BEGIN Input records
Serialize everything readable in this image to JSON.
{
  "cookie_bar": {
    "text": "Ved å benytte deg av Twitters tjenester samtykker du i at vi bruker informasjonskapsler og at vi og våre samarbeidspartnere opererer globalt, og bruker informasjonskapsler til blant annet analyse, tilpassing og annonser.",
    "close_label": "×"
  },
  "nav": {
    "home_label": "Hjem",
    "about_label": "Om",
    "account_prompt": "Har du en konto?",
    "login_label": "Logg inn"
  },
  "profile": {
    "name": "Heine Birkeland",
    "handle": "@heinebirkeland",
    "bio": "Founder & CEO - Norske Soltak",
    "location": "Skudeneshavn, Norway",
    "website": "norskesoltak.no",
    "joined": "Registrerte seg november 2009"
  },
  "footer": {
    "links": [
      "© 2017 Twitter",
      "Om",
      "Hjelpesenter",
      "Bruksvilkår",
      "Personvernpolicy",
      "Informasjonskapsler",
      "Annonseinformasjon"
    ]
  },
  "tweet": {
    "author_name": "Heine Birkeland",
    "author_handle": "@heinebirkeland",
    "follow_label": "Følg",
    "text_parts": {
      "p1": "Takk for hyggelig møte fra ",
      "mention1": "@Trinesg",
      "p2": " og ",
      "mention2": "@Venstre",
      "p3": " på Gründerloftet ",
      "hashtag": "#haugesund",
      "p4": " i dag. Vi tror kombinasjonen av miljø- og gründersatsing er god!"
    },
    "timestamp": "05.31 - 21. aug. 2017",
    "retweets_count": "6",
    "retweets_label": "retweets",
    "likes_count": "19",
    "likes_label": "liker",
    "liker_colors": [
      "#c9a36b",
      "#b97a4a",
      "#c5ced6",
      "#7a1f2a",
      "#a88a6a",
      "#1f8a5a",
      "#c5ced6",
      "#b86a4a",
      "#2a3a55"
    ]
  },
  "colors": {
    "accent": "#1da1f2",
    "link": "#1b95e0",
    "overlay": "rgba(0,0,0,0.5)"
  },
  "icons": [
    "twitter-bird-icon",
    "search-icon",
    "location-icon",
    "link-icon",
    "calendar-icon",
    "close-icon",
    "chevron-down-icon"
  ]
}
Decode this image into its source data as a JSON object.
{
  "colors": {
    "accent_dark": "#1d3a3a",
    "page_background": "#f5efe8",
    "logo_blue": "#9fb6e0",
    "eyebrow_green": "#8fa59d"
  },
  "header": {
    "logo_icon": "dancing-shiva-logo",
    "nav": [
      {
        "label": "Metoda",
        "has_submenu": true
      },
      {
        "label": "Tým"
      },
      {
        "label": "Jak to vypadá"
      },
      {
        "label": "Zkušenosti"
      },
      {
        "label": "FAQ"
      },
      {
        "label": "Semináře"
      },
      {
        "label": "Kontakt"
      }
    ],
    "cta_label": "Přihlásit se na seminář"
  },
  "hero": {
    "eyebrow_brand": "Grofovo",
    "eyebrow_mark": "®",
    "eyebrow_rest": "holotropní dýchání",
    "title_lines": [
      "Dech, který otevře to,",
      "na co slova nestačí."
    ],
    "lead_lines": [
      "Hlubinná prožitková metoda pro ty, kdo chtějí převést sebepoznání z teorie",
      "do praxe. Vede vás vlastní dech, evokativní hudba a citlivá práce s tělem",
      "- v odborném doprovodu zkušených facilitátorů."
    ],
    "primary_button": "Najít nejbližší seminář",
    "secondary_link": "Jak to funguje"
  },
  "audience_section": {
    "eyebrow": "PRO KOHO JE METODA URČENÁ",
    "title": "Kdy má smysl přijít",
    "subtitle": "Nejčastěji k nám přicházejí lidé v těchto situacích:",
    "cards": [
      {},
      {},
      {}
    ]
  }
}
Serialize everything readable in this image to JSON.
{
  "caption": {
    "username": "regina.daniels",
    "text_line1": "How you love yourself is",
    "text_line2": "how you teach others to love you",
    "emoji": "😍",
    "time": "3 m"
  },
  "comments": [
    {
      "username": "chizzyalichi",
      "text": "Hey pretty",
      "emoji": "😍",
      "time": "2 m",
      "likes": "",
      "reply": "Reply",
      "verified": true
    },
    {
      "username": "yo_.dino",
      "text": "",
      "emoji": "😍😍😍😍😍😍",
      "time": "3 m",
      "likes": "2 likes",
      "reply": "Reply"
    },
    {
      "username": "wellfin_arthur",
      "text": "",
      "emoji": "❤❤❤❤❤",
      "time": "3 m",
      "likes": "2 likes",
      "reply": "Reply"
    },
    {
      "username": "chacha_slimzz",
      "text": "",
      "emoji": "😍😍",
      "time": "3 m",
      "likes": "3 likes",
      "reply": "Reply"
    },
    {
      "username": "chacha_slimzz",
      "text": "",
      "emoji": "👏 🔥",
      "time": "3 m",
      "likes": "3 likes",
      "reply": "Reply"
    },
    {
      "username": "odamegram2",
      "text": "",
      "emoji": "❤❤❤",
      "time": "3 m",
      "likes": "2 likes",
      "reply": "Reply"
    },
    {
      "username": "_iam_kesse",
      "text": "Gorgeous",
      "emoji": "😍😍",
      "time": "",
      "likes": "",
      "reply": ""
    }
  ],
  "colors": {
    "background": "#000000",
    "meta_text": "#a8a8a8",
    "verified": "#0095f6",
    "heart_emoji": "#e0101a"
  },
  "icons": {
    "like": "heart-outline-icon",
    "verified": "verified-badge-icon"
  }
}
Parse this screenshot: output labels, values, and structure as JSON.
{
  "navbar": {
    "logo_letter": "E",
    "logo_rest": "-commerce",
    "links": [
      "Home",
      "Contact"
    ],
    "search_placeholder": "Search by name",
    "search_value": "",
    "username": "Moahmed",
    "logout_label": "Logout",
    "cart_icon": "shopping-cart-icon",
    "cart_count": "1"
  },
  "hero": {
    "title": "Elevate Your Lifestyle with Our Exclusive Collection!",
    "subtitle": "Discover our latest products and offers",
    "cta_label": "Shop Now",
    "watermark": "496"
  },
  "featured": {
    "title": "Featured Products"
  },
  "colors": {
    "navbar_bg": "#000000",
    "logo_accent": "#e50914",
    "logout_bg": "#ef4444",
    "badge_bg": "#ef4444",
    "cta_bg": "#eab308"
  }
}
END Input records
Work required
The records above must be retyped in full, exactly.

Output for this task
Serialize everything readable in this image to JSON.
{
  "cookie_bar": {
    "text": "Ved å benytte deg av Twitters tjenester samtykker du i at vi bruker informasjonskapsler og at vi og våre samarbeidspartnere opererer globalt, og bruker informasjonskapsler til blant annet analyse, tilpassing og annonser.",
    "close_label": "×"
  },
  "nav": {
    "home_label": "Hjem",
    "about_label": "Om",
    "account_prompt": "Har du en konto?",
    "login_label": "Logg inn"
  },
  "profile": {
    "name": "Heine Birkeland",
    "handle": "@heinebirkeland",
    "bio": "Founder & CEO - Norske Soltak",
    "location": "Skudeneshavn, Norway",
    "website": "norskesoltak.no",
    "joined": "Registrerte seg november 2009"
  },
  "footer": {
    "links": [
      "© 2017 Twitter",
      "Om",
      "Hjelpesenter",
      "Bruksvilkår",
      "Personvernpolicy",
      "Informasjonskapsler",
      "Annonseinformasjon"
    ]
  },
  "tweet": {
    "author_name": "Heine Birkeland",
    "author_handle": "@heinebirkeland",
    "follow_label": "Følg",
    "text_parts": {
      "p1": "Takk for hyggelig møte fra ",
      "mention1": "@Trinesg",
      "p2": " og ",
      "mention2": "@Venstre",
      "p3": " på Gründerloftet ",
      "hashtag": "#haugesund",
      "p4": " i dag. Vi tror kombinasjonen av miljø- og gründersatsing er god!"
    },
    "timestamp": "05.31 - 21. aug. 2017",
    "retweets_count": "6",
    "retweets_label": "retweets",
    "likes_count": "19",
    "likes_label": "liker",
    "liker_colors": [
      "#c9a36b",
      "#b97a4a",
      "#c5ced6",
      "#7a1f2a",
      "#a88a6a",
      "#1f8a5a",
      "#c5ced6",
      "#b86a4a",
      "#2a3a55"
    ]
  },
  "colors": {
    "accent": "#1da1f2",
    "link": "#1b95e0",
    "overlay": "rgba(0,0,0,0.5)"
  },
  "icons": [
    "twitter-bird-icon",
    "search-icon",
    "location-icon",
    "link-icon",
    "calendar-icon",
    "close-icon",
    "chevron-down-icon"
  ]
}
Decode this image into its source data as a JSON object.
{
  "colors": {
    "accent_dark": "#1d3a3a",
    "page_background": "#f5efe8",
    "logo_blue": "#9fb6e0",
    "eyebrow_green": "#8fa59d"
  },
  "header": {
    "logo_icon": "dancing-shiva-logo",
    "nav": [
      {
        "label": "Metoda",
        "has_submenu": true
      },
      {
        "label": "Tým"
      },
      {
        "label": "Jak to vypadá"
      },
      {
        "label": "Zkušenosti"
      },
      {
        "label": "FAQ"
      },
      {
        "label": "Semináře"
      },
      {
        "label": "Kontakt"
      }
    ],
    "cta_label": "Přihlásit se na seminář"
  },
  "hero": {
    "eyebrow_brand": "Grofovo",
    "eyebrow_mark": "®",
    "eyebrow_rest": "holotropní dýchání",
    "title_lines": [
      "Dech, který otevře to,",
      "na co slova nestačí."
    ],
    "lead_lines": [
      "Hlubinná prožitková metoda pro ty, kdo chtějí převést sebepoznání z teorie",
      "do praxe. Vede vás vlastní dech, evokativní hudba a citlivá práce s tělem",
      "- v odborném doprovodu zkušených facilitátorů."
    ],
    "primary_button": "Najít nejbližší seminář",
    "secondary_link": "Jak to funguje"
  },
  "audience_section": {
    "eyebrow": "PRO KOHO JE METODA URČENÁ",
    "title": "Kdy má smysl přijít",
    "subtitle": "Nejčastěji k nám přicházejí lidé v těchto situacích:",
    "cards": [
      {},
      {},
      {}
    ]
  }
}
Serialize everything readable in this image to JSON.
{
  "caption": {
    "username": "regina.daniels",
    "text_line1": "How you love yourself is",
    "text_line2": "how you teach others to love you",
    "emoji": "😍",
    "time": "3 m"
  },
  "comments": [
    {
      "username": "chizzyalichi",
      "text": "Hey pretty",
      "emoji": "😍",
      "time": "2 m",
      "likes": "",
      "reply": "Reply",
      "verified": true
    },
    {
      "username": "yo_.dino",
      "text": "",
      "emoji": "😍😍😍😍😍😍",
      "time": "3 m",
      "likes": "2 likes",
      "reply": "Reply"
    },
    {
      "username": "wellfin_arthur",
      "text": "",
      "emoji": "❤❤❤❤❤",
      "time": "3 m",
      "likes": "2 likes",
      "reply": "Reply"
    },
    {
      "username": "chacha_slimzz",
      "text": "",
      "emoji": "😍😍",
      "time": "3 m",
      "likes": "3 likes",
      "reply": "Reply"
    },
    {
      "username": "chacha_slimzz",
      "text": "",
      "emoji": "👏 🔥",
      "time": "3 m",
      "likes": "3 likes",
      "reply": "Reply"
    },
    {
      "username": "odamegram2",
      "text": "",
      "emoji": "❤❤❤",
      "time": "3 m",
      "likes": "2 likes",
      "reply": "Reply"
    },
    {
      "username": "_iam_kesse",
      "text": "Gorgeous",
      "emoji": "😍😍",
      "time": "",
      "likes": "",
      "reply": ""
    }
  ],
  "colors": {
    "background": "#000000",
    "meta_text": "#a8a8a8",
    "verified": "#0095f6",
    "heart_emoji": "#e0101a"
  },
  "icons": {
    "like": "heart-outline-icon",
    "verified": "verified-badge-icon"
  }
}
Parse this screenshot: output labels, values, and structure as JSON.
{
  "navbar": {
    "logo_letter": "E",
    "logo_rest": "-commerce",
    "links": [
      "Home",
      "Contact"
    ],
    "search_placeholder": "Search by name",
    "search_value": "",
    "username": "Moahmed",
    "logout_label": "Logout",
    "cart_icon": "shopping-cart-icon",
    "cart_count": "1"
  },
  "hero": {
    "title": "Elevate Your Lifestyle with Our Exclusive Collection!",
    "subtitle": "Discover our latest products and offers",
    "cta_label": "Shop Now",
    "watermark": "496"
  },
  "featured": {
    "title": "Featured Products"
  },
  "colors": {
    "navbar_bg": "#000000",
    "logo_accent": "#e50914",
    "logout_bg": "#ef4444",
    "badge_bg": "#ef4444",
    "cta_bg": "#eab308"
  }
}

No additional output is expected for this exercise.